    The next day was spent butchering the meat for the freezer. I had to work for two more days and then I would be back after the wiley Muley buck. Friday didn't provide a decent buck and so Saturday was the day.

    A different friend of mine who had also drawn the tag, and I decided to hunt for the "trophy" buck we both had hoped to find. My brother and his buddy decided to tag along a hope for an opportunity to fill their cow elk tags. At first light, we were 350 yards for a small herd of elk containing 6 cows/calves and two spike elk. We stalked a little closer and my buddy filled his bull tag on his first ever Bull and small spike. My brother then proceeded to take his cow. So much for hunting bucks this year. Instead I played the role of butcher and packer on the mountain. Maybe next year.

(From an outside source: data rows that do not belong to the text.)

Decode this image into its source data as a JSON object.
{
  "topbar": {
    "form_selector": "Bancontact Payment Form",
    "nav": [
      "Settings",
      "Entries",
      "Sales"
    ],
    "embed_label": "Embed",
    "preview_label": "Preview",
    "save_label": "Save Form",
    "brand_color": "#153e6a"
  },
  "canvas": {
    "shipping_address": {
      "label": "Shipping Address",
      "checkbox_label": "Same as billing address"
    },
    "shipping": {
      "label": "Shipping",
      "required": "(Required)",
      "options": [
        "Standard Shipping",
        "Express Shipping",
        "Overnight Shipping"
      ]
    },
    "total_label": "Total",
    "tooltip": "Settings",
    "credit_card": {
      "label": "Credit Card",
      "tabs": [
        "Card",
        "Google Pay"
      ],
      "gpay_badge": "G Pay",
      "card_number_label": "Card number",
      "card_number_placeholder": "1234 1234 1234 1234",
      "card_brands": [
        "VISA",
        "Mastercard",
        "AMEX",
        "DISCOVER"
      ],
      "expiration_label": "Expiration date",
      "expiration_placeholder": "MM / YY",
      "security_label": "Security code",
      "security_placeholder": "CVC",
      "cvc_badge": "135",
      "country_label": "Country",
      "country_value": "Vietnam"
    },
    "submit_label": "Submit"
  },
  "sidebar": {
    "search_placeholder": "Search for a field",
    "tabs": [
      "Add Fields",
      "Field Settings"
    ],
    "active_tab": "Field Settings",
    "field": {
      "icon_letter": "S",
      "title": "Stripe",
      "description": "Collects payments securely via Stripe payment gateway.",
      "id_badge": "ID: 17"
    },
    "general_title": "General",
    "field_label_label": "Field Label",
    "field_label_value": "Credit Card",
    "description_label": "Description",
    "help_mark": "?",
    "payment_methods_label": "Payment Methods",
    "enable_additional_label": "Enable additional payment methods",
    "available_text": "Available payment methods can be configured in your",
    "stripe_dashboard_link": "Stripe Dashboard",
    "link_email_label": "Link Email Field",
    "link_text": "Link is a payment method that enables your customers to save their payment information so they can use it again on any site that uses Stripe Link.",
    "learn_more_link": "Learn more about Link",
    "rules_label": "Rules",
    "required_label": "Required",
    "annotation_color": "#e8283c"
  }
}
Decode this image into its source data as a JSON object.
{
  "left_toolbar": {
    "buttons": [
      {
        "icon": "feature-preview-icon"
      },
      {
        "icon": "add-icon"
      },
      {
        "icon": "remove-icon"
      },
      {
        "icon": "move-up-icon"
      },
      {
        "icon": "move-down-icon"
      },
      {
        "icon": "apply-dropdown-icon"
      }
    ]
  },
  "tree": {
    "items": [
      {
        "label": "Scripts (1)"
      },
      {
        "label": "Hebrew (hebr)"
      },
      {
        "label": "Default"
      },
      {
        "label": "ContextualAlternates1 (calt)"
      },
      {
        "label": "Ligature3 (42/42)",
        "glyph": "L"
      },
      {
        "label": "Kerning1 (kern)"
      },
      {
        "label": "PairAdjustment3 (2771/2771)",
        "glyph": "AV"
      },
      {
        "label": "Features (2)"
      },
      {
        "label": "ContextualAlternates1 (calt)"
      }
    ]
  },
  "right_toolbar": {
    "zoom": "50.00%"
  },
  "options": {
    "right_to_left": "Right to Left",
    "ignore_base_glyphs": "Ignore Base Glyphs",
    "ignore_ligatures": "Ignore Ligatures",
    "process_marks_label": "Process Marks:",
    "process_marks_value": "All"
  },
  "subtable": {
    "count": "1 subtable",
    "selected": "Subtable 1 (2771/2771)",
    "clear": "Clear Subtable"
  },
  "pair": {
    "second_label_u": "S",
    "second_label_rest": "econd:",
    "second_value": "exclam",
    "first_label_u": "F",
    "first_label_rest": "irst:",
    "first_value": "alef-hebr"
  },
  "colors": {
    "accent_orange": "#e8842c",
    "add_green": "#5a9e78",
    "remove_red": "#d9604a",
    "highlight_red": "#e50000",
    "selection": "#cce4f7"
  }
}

    I finished out the year with a 195 yard shot on a doe with my 7mm-08 and a 140 Ballistic Tip. Best part of that hunt was the fact that my oldest son, 8 year old Mark, was able to accompany me for the first time. He stayed right by my side as we stalked closer to the deer and watched intently through his 8x30 binos. He saw the whole thing and loved it. I loved having him there with me.

    I also killed my cow elk with one shot at about 215 yards. Not much of a long range shot, but it was perfect and she didn't go more than a few yards before it was over.

    All in all, I was prepared for the long shots, and lucked out by being in the right place for some closer shots. So...that is how my hunting season went. How about all of you?

    Last edited: Dec 30, 2007
  2. Len Backus

    Len Backus Administrator Staff Member

    May 2, 2001
    I wondered if that other new communication feature was working! Good to hear from you. My, those dead elk on the mountain must be work!

  3. philny1

    philny1 Well-Known Member

    Dec 27, 2006
    Congrats on your bull!! That big one is still out there--next year.